“Our small cells consist of approximately 7,000 miles of fiber supporting approximately 15,000 nodes on-air or under construction with another approximately 2,300-node opportunities awarded but not yet under construction,” said Brown. Crown Castle traditionally uses the term “small cells” to refer to outdoor DAS installations as well as stand-alone small cells.
Crown Castle CEO Ben Moreland added that his company’s recent acquisition of Sunesys has doubled the fiber footprint available to support Crown Castle’s small cell deployments. He said the company now has 16,000 miles of metro fiber at its disposal. Fiber can be the most critical element of a DAS or small cell deployment because without it backhaul can be an insurmountable challenge.
Indoor vs. outdoor
American Tower said during its Q2 earnings call that indoor DAS is currently performing much better than outdoor DAS.

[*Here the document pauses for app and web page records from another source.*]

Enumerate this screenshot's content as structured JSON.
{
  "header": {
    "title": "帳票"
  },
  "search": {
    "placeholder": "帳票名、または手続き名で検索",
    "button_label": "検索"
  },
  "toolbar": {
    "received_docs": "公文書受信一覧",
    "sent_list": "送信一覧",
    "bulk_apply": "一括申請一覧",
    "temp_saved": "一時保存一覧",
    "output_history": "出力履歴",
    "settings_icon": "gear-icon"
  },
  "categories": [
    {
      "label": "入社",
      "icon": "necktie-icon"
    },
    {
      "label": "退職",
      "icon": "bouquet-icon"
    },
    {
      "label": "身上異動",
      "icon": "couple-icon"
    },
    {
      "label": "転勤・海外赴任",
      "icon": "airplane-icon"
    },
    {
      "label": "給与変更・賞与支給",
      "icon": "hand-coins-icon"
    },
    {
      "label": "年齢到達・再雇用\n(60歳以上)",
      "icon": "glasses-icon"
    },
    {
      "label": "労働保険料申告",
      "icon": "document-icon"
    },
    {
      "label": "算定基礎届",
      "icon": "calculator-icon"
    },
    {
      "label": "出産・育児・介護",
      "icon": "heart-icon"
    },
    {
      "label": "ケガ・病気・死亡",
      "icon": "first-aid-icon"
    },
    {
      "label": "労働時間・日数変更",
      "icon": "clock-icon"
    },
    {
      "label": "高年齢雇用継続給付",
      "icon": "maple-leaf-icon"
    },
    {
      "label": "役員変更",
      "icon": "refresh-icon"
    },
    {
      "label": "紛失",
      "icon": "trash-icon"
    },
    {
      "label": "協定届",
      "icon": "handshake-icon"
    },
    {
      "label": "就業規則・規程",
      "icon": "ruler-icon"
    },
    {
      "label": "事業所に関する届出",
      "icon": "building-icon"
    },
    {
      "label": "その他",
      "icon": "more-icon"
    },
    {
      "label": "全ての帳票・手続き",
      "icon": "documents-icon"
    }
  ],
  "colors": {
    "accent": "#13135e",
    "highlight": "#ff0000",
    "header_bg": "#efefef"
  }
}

“Indoor DAS, for us, is meeting our investment criteria,” said American Tower CEO Jim Taiclet. “Just like towers, you’d expect them, if you’ve been running them for five or more years, to have over two customers per tower, say, in the U.S. And that’s our experience with indoor DAS. Outdoor DAS is younger, it isn’t there yet, but we’re finding the lease-up rate, frankly, to be slower. There’s not 100% overlap between all the carriers on an initial design, so you don’t have 100% of the lease-up opportunity. And, the ODAS systems tend to be much more expensive to put in and they’re, therefore, more expensive to the carrier from a rental perspective and it’s a harder decision for them.”
Taiclet said American Tower is seeing gross margins of up to 75% for indoor DAS systems, and return on invested capital “in the same ballpark as towers, 16%.”
Taiclet added that American Tower’s international indoor DAS portfolio is already yielding returns that are comparable to those of the company’s domestic indoor DAS portfolio. He said the international opportunity for indoor DAS may be even greater than the U.S. opportunity.
BY MARTHA DEGRASSE ON
Via RCR Wireless